“I was asked to share something from my long stay in South Sudan, during a national symposium about the future of this new country held last year. I told the participants to remember the traditional values of honesty and communal living, a viable programme for development tailored to real people”. These are the words of Brother Valentino Fabbris, 90, a Comboni Missionary who has spent over 60 years of his life in the Sudan. He comes from Zané, a hamlet near Vicenza in northern Italy and first went to Sudan in 1949. With the exception of a brief stay in Italy and in the USA, he worked there for the rest of his life. He is now back in Italy where he plans to retire. Just before hanging up his tools for good he accepted to answer a few questions.
What drove you to spend 60 years of your life in the Sudan?
I went there in the aftermath of WWII and met people very different from those I was used to. Like a brother, I started working with them, side by side. I soon realized how important it was for them that I took an interest in their lives, customs, and problems. Like it or not, it was easy for us Europeans to wear the hat of superiority. Even without wanting it we could easily assume we knew more. Once this pretence is removed, then one is able to meet the people, grateful to be treated with equality. When I was to leave the Sudan for good many people told me they were sad for my departure, they felt they were losing a real brother. In a way, I was happy to hear that because I have tried to be a real brother to them throughout the years.
You mainly worked in the field of human promotion. What does this entail?
Human promotion is supporting people in the discovery of human values that are not yet present in their culture. I endeavoured to help them develop a new feeling for values, for aspects they did not appreciate. It is a long journey. In a way, we missionaries have worked too much. In planning and building our missions, we considered our needs. We built beautiful structures, bringing technology and methodology unknown to locals. We checked that everything was made to perfection. Perhaps we could have gone slower. This would have helped our workers learn from simplicity and would have given them time to digest what they were learning. In any case, we also did plenty of work preparing people for the future; something very important now that South Sudan needs all kind of skills in order to develop.
Besides being a teacher you are a missionary. How did you evangelise through your work?
I do not know exactly how to answer this question. Certainly, I evangelised through daily encounters, in talking to people. I did not make great proclamations, I expressed my faith with my work. I especially shared time with the elders of the various missions where I was. There I could talk to them and challenge them to be good leaders: those leaders who do not take advantage of their position in society but look after the good of their people. I believe that when you help people realize the importance of being brothers and sisters you have already preached the Gospel.
Where is South Sudan going?
No one really knows. Rivers of ink have been used by ‘experts’ to theorize about the future of this country. We should not forget that South Sudan is a new country; that prior to independence it fought a bitter civil war for the better part of half a century. Today we see many contradictions.

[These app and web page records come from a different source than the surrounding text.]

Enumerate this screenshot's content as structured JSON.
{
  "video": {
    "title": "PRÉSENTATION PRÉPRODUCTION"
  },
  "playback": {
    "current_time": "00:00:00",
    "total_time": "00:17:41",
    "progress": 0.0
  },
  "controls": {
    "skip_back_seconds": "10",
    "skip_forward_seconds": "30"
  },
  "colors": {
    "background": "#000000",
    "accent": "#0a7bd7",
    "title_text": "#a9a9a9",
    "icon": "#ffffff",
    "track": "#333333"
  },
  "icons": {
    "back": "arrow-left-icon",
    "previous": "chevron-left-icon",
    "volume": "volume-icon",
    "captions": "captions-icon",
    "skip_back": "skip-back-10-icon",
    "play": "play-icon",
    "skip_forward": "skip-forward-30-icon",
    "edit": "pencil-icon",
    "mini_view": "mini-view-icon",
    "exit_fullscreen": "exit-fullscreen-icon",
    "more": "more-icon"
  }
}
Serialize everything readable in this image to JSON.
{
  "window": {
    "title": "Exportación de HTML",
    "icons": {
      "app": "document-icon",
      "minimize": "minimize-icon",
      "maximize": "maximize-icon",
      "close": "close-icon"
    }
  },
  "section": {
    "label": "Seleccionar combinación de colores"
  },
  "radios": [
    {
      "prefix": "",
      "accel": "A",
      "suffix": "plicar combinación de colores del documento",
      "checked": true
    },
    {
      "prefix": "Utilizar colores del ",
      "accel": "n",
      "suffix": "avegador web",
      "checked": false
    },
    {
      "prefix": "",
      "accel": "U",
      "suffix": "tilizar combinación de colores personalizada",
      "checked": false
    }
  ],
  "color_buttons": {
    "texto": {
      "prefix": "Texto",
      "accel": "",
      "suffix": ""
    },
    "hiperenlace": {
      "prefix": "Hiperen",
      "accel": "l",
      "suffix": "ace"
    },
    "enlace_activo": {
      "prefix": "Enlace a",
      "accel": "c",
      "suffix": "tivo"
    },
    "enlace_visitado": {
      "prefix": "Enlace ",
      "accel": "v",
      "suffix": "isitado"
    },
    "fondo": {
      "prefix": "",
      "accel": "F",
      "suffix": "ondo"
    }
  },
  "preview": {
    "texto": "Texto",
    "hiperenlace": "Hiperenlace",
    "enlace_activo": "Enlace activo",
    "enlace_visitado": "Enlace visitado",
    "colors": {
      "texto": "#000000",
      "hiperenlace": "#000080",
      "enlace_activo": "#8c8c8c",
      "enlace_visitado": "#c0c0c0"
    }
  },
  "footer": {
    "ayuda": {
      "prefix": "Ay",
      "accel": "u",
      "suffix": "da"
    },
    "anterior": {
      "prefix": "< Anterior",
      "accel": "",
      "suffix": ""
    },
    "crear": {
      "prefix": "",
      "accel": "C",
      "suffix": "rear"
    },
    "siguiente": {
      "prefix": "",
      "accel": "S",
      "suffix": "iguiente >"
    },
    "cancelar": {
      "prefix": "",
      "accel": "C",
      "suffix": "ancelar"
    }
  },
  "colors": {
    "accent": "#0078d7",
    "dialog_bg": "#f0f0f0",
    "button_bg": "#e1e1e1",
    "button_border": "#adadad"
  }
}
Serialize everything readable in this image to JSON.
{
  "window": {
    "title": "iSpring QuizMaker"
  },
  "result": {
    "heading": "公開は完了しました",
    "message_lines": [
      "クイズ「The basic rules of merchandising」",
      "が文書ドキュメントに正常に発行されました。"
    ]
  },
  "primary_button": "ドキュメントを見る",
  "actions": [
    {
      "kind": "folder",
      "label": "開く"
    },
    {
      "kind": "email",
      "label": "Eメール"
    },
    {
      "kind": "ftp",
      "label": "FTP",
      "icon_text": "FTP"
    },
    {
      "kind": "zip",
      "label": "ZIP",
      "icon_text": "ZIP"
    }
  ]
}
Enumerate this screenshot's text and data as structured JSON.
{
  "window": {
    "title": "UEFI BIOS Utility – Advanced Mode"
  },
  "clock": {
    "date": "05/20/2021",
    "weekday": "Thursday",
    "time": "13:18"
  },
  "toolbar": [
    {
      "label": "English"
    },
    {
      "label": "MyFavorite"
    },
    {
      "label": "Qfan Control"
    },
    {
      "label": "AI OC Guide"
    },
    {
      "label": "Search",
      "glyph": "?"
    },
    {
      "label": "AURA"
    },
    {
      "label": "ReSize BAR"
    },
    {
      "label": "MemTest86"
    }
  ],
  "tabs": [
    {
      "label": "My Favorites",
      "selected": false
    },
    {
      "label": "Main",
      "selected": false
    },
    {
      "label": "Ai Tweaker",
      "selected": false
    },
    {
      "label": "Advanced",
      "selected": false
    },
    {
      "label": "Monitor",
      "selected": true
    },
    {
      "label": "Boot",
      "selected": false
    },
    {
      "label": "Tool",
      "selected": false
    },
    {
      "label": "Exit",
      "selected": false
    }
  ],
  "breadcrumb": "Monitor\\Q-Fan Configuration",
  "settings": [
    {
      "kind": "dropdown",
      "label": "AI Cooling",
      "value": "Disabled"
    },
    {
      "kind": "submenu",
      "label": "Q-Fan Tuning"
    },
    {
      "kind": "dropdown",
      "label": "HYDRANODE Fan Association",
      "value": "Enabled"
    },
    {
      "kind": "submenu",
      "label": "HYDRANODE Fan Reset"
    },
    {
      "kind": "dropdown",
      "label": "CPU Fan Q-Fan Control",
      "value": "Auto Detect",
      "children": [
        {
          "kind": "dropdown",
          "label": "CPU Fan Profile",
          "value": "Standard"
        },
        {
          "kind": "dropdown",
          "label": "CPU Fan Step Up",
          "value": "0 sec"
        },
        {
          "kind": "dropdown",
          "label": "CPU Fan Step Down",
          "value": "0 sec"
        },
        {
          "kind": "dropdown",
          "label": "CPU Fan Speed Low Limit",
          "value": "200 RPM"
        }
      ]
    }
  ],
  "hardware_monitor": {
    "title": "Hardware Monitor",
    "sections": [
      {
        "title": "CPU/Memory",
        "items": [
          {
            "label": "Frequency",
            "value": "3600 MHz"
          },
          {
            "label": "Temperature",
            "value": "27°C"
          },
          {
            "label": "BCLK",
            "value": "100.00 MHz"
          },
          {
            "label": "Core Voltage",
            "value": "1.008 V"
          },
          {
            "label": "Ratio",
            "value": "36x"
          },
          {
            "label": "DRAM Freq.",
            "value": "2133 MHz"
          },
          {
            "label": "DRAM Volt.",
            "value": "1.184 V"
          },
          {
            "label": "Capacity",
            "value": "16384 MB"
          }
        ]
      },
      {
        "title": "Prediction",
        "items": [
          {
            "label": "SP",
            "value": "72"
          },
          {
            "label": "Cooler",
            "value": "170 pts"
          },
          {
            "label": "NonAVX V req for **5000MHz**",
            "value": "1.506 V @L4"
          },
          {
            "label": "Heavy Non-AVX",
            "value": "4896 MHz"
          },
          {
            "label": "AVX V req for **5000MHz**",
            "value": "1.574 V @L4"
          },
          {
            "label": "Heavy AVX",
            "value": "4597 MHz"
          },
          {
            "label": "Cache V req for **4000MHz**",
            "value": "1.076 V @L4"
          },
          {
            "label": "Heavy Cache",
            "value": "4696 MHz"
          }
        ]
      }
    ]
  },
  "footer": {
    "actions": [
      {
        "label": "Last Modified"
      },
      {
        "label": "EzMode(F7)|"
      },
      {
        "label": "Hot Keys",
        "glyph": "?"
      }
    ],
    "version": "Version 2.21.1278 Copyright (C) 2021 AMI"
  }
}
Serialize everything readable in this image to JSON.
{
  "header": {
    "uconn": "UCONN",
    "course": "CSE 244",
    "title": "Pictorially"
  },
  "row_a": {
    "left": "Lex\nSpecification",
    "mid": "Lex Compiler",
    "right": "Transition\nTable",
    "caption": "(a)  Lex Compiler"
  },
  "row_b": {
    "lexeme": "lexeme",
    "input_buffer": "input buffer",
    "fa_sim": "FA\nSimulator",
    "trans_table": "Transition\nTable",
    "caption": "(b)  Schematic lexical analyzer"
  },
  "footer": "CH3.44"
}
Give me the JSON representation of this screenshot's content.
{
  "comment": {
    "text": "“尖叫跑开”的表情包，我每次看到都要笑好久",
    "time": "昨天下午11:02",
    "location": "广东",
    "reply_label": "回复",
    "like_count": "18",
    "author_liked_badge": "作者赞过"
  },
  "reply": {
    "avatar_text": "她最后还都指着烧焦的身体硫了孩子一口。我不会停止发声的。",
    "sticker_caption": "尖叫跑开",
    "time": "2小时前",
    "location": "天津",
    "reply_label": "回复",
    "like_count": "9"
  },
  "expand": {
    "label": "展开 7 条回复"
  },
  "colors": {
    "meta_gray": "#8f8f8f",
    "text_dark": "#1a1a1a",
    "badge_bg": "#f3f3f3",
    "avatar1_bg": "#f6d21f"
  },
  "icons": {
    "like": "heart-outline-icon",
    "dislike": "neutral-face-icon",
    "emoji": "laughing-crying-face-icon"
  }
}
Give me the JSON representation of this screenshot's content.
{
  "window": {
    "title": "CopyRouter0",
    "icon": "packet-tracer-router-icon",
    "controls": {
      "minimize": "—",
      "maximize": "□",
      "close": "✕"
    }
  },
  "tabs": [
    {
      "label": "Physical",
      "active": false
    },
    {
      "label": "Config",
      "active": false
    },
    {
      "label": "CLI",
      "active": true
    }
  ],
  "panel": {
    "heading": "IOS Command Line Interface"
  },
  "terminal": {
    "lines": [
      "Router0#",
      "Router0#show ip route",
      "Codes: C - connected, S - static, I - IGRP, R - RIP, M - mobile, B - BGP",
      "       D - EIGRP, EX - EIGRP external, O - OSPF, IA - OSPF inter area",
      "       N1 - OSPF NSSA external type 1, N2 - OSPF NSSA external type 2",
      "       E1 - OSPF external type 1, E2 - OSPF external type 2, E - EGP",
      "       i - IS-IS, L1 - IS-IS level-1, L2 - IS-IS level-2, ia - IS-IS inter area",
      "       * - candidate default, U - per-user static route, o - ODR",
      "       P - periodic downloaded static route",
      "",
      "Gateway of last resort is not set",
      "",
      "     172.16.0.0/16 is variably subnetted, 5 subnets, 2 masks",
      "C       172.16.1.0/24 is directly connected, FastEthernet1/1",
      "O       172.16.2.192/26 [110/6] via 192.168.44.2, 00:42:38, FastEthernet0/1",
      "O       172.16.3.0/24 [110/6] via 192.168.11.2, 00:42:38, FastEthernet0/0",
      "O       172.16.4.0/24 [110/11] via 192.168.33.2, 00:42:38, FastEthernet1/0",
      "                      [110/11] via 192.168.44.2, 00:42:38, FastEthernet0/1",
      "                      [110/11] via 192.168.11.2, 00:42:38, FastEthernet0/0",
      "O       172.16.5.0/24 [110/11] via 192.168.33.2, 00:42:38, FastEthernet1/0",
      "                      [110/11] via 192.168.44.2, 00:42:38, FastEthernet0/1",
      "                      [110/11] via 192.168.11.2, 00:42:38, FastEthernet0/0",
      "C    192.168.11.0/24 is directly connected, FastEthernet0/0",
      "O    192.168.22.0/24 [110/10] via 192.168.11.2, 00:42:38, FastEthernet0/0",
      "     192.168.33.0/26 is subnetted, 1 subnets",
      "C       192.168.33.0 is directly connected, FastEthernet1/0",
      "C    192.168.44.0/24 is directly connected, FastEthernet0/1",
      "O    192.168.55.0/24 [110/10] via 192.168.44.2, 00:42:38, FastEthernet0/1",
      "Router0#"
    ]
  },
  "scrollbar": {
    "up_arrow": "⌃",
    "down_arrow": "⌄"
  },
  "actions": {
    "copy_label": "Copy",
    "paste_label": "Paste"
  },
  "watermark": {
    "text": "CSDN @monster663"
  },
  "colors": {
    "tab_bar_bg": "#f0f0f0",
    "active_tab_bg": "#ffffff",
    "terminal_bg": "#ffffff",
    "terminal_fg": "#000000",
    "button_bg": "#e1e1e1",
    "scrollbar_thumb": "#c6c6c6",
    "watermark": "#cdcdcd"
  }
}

There are cases of real heroism on the side of the people, but also cases of mismanagement and corruption. The Church is helping in this journey. Personally, I believe that South Sudan will find the way to join the community of African nations which is where it belongs.